Recorded data
=== Section Start ===

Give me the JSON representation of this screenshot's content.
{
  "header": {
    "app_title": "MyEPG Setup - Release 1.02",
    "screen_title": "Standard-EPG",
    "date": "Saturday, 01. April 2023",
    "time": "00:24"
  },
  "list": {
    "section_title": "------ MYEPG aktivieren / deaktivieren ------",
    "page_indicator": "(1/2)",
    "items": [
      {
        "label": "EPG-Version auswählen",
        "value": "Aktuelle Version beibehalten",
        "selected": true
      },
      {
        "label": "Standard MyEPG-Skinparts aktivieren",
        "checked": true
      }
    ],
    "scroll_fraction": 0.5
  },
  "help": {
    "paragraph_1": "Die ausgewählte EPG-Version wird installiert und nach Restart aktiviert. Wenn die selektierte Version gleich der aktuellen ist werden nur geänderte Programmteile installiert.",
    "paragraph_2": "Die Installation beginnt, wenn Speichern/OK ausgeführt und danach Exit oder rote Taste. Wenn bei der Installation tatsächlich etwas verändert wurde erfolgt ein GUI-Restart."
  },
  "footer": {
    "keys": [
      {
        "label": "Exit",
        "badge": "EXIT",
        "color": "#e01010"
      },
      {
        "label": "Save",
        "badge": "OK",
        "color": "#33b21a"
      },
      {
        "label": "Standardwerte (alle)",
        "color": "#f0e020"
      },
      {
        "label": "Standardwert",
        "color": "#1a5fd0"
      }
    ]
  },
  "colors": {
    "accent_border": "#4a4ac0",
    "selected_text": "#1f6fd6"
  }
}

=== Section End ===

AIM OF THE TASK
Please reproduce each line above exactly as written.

COMPLETED TASK
Give me the JSON representation of this screenshot's content.
{
  "header": {
    "app_title": "MyEPG Setup - Release 1.02",
    "screen_title": "Standard-EPG",
    "date": "Saturday, 01. April 2023",
    "time": "00:24"
  },
  "list": {
    "section_title": "------ MYEPG aktivieren / deaktivieren ------",
    "page_indicator": "(1/2)",
    "items": [
      {
        "label": "EPG-Version auswählen",
        "value": "Aktuelle Version beibehalten",
        "selected": true
      },
      {
        "label": "Standard MyEPG-Skinparts aktivieren",
        "checked": true
      }
    ],
    "scroll_fraction": 0.5
  },
  "help": {
    "paragraph_1": "Die ausgewählte EPG-Version wird installiert und nach Restart aktiviert. Wenn die selektierte Version gleich der aktuellen ist werden nur geänderte Programmteile installiert.",
    "paragraph_2": "Die Installation beginnt, wenn Speichern/OK ausgeführt und danach Exit oder rote Taste. Wenn bei der Installation tatsächlich etwas verändert wurde erfolgt ein GUI-Restart."
  },
  "footer": {
    "keys": [
      {
        "label": "Exit",
        "badge": "EXIT",
        "color": "#e01010"
      },
      {
        "label": "Save",
        "badge": "OK",
        "color": "#33b21a"
      },
      {
        "label": "Standardwerte (alle)",
        "color": "#f0e020"
      },
      {
        "label": "Standardwert",
        "color": "#1a5fd0"
      }
    ]
  },
  "colors": {
    "accent_border": "#4a4ac0",
    "selected_text": "#1f6fd6"
  }
}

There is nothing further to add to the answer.